This movie is adapted from La Guerra del Cerdo, a chilling novel by Adolfo Bioy Casares. In some not-too distant future, a whole class of young people grows up viewing the elderly as wholly disposable. The youngsters i...展开n this film view the elderly with contempt; they deprive the young of money, food and housing. Little wonder, then, that these people feel free to kill and rob them. Given how their victims react, with cravenness and apathy, the youngsters continue with their exploits with few qualms. Eventually, for reasons which are unexplained, the killing spree stops, despite the apparent sympathy of the police.
Diary of the War of Pigs is a film that could have aimed higher, but remains a tense, moving and erotic look at old men clinging to their youth, dealing with feelings of uselessness.
The premise: a group of Buenos Aires youths aren't happy with the elderly. They collect social security, waste their money away, and dirty the streets. Gangs across the city take it upon themselves to kill the old.
Anyone who comes to this film looking for brutal scenes of strong young men abusing their helpless progenitors will leave disappointed. From the situation, one might expect a satire of fascism's scapegoats but there are only a few killings throughout the film. Instead the gang represents the disconnect between fathers and sons. The aging don't like to feel irrelevant. They want to feel connected with their children. These feelings manifest themselves in slightly misguided forms: superficial changes like hair color and fake teeth, or buying prostitutes to make them feel wanted by the young. But the young show no sympathy. Showing no consistency with their values, they pick targets solely to kill the old men who pursue their women.
The central character is Isidro Vidal. Long ago his wife left him to raise their son Isidorito alone. The film misses an opportunity to explore this situation more fully. Isidorito blaming his father for the mother leaving and Isidro feeling dissatisfied guilt for how the relationship has turned out is crucial to the film's ending but not given as much attention as it should be throughout the film.
Isidro feels purposeless, and slowly becomes aware of the "war on pigs." He begins to find a sense of purpose when he falls in love with the young Nélida. Unfortunately, paying attention to a young girl like Nélida is exactly the sort of behavior that will make him a target. To be honest there never seems to be much of a threat to Isidro. The revolution moves slowly and the film is full of old men that are more lecherous than Isidro. Nevertheless he manages to see several of his friends hurt, killed or taken away.
The film's best scenes are the erotic ones.
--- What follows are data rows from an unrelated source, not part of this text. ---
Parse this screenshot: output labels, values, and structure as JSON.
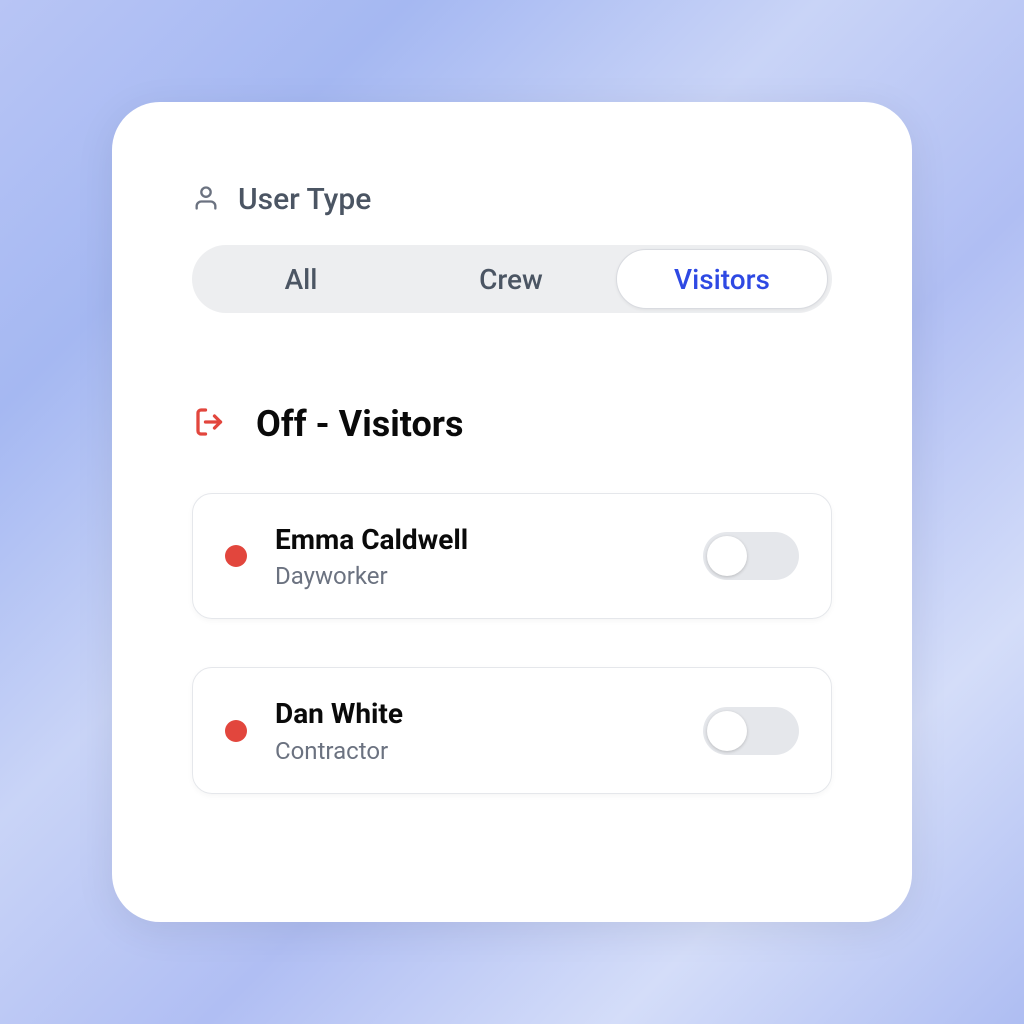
{
  "header": {
    "title": "User Type"
  },
  "tabs": [
    {
      "label": "All",
      "active": false
    },
    {
      "label": "Crew",
      "active": false
    },
    {
      "label": "Visitors",
      "active": true
    }
  ],
  "section": {
    "title": "Off - Visitors",
    "icon": "logout-icon",
    "icon_color": "#e2463d"
  },
  "visitors": [
    {
      "name": "Emma Caldwell",
      "role": "Dayworker",
      "status_color": "#e2463d",
      "toggle_on": false
    },
    {
      "name": "Dan White",
      "role": "Contractor",
      "status_color": "#e2463d",
      "toggle_on": false
    }
  ],
  "colors": {
    "accent": "#2e49e3",
    "danger": "#e2463d"
  }
}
Director Leopoldo Torre Nilsson has a great talent for visuals, but the majority of the film outside of these scenes is shot unremarkably. The kiss between Isidro and Nélida is very well done, edited to give the impression of images gently cascading.
While the happiness Isidro achieves is quite moving, the "war of the pigs" itself is resolved a bit unsatisfactorily. After a terrorist strike on the retirement home, the revolution loses momentum presumably because the extremity of the act made everyone involved realize the war's absurdity. But just before the terror has completely died, the revolution perceives Isidorito as a traitor for not turning against his father and kills him. Isidro's suffering is a very sobering way to end the movie, particularly considering the callousness with which his old friends behave now that they are safe. But I can't help feeling that this film could have been quite a bit more powerful had the characterization of Isidro and his son been reconsidered.
Overall a good film about feeling outdated. José Slavin gives a strong performance as the lead, and the subtle eroticism carried throughout illustrates Nilsson's strength as a director.